A lot of people are quick to dismiss 21 Jump Street as a hackneyed hour-long crime drama that represented only the worst of 80’s TV. Even star Johnny Depp once said that he hated it, saying that he was treated like a “product.” Way to bite the hand that fed you, Johnny.
Aside from being one of the most over-rated actors of all time(yeah, I said it), Depp was lucky to be on such a cutting edge show(yeah, I called 21 Jump Street cutting edge, too). I mean come on, really, when have you ever seen Depp show more emotional range than stoic and brooding?
The show centered around five undercover cops and their captain, “Captain Fuller,” and ran from 1987 to 1991 on Fox. These cops weren’t your average undercover narcs, though, no no. They all looked really young so they primarily infiltrated criminal activity involving teens. The series was created by Stephen J. Cannell, who also wrote and created such hour-long crime dramas like The Rockford Files, Hawaii-5 O, Wiseguy, and The A-Team, so you’re bound to have a bit formulaic feel to it, but that’s what made 80’s TV so great. It was simple: you had your characters, a problem, and then a resolution. The storylines and plots didn’t get as convoluted as today’s Lost or The Shield(which is also a terrific show), and you didn’t have to take notes to follow. Each episode’s premise was simple: cop goes undercover, cop faces hardship, cop comes through at the end. It was 80’s TV simple. An easy little hour to escape.

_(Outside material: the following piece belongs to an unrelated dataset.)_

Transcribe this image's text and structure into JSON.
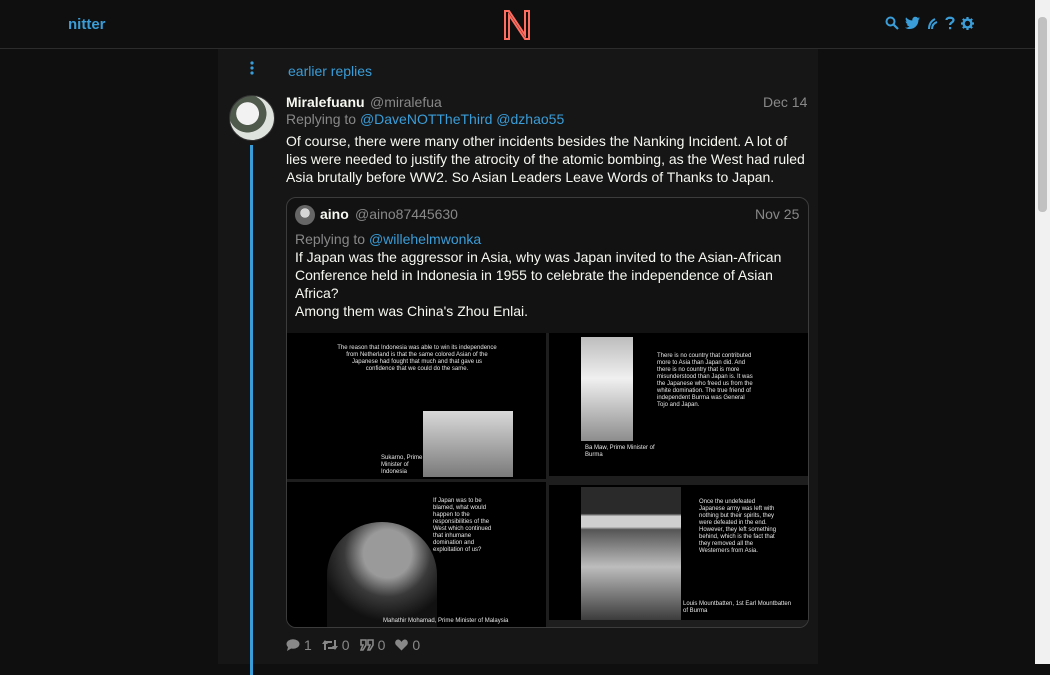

But what made 21 Jump Street different was how it brought what was then “underground” type music and fashion to the forefront, and showed you what cool was before you knew it. When Johnny Depp and Peter DeLuise went undercover as the “McQuiad Brothers,” you got your first look at two primetime characters different from the norm: ripped shirts, leather jackets, combat boots, and headbanger attitude. When they weren’t undercover, they still rocked 80’s pseudo-underground fashion with blazers-over-tee’s, black vests, and grungy flannels. All this was accentuated with highly-unpopular, non-mainstream music of the time. Bands like R.E.M., Concrete Blonde, The Cure, and Public Enemy made their television music debuts as 21 Jump Street storyline supplements.
Though watered-down, the series did touch on many significant teen topics like sex, drugs, gangs, and of course– rock and roll. Jump Street was also responsible for setting actor Richard Grieco onto the world. He played Detective Dennis Booker, the newcomer to the group and the resident bad boy who eventually got his own spin-off, Booker. Even Booker‘s fashion and style mimicked Jump Street‘s, with its Billy Idol theme song and its mod-grunge-alternative wardrobe fittings.
Admittedly, in 21 Jump Street‘s latter years, when they began replacing original cast members with new, they began straying from its original style and becoming a watered-down version of its original watered-down version. But it is those first formative years that Jump Street will be remembered for. The style and music that they adopted weren’t the styles and music that mainstream America embraced at the time, but they are the styles and music that America has been influenced by today. Today’s popular contemporary rock artists look like the children of those who raged against the machine in the 80’s, and it was nowhere else but 21 Jump Street that mainstream America first got its glimpse of it.
Although Depp may be unhappy with his start in Hollywood playing baby-faced Officer Tom Hanson, the series no doubt had a hand in allowing for his success, along with co-stars Peter DeLuise(Officer Doug Penhall), Holly Robinson-Peete(Officer Judy Hoffs), Dustin Nguyen(Officer Harry Ioki), and Richard Grieco. The show also boasted a veritable who’s who of young[-ish] Hollywood guest stars: Jason Priestley, Sherilyn Fenn, Mario Van Peebles, and Christine Elise(to name a few).